SBA Designing Trust Algorithm for Zero Trust Deployment
The Small Business Administration is creating a trust algorithm that will be part of its zero trust architecture deployment, an official said.
Zero trust is a modern cybersecurity model that operates under the assumption that a threat is already inside a network’s security perimeter.
SBA is designing a trust algorithm that it can use to control network and data access based on the agency’s risk tolerance, FedScoop reported.
A trust algorithm is a rule set that dictates which users should be granted or denied access to a resource, according to the National Institute of Standards and Technology.
The algorithm drives a policy engine that accounts for factors such as observable information about subjects, subject attributes and roles, historical subject behavior patterns and threat intelligence sources.
Agencies may configure their policy engines to prioritize certain factors over others or leave the decision-making entirely up to a proprietary algorithm.

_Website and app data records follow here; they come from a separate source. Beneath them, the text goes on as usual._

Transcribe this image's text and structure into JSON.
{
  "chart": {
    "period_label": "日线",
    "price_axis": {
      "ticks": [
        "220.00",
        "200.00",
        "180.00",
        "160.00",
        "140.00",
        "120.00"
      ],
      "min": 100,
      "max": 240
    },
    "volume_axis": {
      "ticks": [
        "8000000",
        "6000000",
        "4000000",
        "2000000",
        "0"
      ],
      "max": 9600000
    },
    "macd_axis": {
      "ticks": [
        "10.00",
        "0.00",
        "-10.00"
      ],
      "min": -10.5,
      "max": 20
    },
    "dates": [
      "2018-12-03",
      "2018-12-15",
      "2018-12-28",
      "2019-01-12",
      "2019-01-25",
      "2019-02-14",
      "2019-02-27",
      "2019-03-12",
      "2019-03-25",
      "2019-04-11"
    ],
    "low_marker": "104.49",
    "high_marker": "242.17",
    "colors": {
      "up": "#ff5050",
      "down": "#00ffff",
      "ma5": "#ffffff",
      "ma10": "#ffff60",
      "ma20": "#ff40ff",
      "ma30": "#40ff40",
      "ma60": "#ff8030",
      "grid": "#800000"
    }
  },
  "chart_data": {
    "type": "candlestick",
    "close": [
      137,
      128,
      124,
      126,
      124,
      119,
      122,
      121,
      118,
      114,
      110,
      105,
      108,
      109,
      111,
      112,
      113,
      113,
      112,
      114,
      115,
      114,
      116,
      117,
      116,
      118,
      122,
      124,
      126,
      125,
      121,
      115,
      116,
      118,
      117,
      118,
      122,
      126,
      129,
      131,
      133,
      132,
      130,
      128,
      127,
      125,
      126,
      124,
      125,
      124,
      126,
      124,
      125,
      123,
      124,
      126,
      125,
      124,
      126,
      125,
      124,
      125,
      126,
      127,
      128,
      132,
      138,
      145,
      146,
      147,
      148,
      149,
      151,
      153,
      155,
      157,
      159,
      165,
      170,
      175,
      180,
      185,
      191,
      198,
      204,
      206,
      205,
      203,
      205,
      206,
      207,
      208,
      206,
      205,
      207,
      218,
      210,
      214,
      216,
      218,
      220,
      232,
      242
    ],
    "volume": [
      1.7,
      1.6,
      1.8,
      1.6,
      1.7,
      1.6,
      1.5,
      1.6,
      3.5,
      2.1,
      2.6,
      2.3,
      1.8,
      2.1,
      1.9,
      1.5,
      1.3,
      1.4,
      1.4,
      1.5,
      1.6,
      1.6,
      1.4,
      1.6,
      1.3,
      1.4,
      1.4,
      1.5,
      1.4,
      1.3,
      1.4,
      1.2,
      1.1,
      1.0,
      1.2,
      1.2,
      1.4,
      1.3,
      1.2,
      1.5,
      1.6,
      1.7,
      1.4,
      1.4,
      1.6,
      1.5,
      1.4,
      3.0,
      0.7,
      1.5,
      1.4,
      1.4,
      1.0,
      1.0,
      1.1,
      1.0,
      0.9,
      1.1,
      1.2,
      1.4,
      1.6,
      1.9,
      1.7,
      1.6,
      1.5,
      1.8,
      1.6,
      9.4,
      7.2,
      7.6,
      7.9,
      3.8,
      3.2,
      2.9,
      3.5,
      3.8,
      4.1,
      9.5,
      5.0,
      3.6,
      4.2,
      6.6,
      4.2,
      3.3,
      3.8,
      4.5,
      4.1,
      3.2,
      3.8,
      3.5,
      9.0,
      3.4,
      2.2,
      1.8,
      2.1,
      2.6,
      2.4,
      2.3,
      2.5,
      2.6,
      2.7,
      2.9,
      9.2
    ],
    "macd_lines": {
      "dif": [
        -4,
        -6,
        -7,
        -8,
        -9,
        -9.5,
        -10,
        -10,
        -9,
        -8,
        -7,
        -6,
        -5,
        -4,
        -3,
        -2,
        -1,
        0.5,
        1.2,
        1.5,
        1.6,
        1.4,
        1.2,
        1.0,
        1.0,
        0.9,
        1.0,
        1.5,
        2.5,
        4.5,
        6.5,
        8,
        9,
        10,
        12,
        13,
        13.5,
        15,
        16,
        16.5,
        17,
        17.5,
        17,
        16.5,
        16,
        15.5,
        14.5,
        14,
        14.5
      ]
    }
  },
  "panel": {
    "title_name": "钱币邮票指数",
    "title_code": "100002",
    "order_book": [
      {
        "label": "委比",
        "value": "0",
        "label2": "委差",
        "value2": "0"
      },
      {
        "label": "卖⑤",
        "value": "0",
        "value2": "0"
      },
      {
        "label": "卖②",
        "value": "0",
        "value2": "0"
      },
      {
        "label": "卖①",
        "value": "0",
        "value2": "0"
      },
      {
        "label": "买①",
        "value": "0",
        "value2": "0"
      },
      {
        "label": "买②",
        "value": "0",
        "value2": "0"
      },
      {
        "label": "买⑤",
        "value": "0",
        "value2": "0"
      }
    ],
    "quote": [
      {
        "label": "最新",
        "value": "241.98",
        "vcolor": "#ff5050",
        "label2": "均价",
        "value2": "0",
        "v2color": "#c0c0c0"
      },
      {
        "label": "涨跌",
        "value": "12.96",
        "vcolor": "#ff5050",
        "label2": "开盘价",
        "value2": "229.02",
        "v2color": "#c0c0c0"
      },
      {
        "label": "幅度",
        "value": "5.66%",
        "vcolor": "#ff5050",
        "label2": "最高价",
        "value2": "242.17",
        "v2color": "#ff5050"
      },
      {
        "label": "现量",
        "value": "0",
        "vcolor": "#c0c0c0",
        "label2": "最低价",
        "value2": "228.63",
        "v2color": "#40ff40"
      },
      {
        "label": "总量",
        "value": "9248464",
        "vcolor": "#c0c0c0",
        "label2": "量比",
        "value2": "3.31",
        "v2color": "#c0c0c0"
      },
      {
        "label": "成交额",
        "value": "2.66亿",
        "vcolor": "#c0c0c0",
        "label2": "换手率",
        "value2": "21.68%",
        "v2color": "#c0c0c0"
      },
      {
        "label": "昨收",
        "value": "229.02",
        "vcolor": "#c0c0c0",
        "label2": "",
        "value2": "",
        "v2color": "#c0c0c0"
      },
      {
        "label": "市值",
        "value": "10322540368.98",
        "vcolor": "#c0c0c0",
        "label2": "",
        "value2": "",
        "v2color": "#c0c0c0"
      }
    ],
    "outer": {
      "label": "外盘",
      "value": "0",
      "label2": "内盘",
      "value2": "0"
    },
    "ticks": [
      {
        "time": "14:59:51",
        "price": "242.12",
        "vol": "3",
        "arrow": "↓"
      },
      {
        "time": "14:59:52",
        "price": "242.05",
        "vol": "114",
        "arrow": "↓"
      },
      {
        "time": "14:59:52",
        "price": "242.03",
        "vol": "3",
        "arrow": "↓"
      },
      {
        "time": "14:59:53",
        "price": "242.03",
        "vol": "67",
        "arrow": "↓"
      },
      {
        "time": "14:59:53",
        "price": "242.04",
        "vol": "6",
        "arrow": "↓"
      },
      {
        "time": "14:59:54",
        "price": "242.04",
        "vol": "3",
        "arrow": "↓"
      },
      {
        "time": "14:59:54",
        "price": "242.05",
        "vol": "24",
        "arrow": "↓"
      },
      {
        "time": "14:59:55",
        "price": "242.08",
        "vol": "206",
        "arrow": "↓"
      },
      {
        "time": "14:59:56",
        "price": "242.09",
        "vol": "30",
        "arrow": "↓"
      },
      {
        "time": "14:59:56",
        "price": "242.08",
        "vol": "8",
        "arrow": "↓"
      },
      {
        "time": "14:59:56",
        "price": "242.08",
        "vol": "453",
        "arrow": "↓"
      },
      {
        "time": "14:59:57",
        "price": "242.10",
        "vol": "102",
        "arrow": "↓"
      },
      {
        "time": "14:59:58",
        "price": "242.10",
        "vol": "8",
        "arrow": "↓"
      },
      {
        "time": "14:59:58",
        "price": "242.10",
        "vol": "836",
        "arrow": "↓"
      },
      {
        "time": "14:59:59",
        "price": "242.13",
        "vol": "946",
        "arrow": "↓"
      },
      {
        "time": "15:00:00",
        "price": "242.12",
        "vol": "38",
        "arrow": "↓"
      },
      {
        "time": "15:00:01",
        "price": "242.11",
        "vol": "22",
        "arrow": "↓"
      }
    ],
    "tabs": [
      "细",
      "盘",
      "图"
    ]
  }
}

Trafenia Salzman, a security architect at SBA, said that a policy engine should reflect the risk tolerance of an agency’s leadership and security architects.
The engine will then automatically limit access to a resource if it determines that the risk is above the agency’s limit, Salzman explained during an event hosted by the Advanced Technology Academic Research Center.
Kevin Brewer, senior manager for sales engineering, said that most trust algorithms are still adjusting to artificial intelligence and machine learning-based engines.
He said that he expects all future solutions to rely on AI to calculate risks and drive decisions in real time.
Tags: artificial intelligence ATARC cybersecurity FedScoop Kevin Brewer policy engine SBA Trafenia Salzman trust algorithm zero trust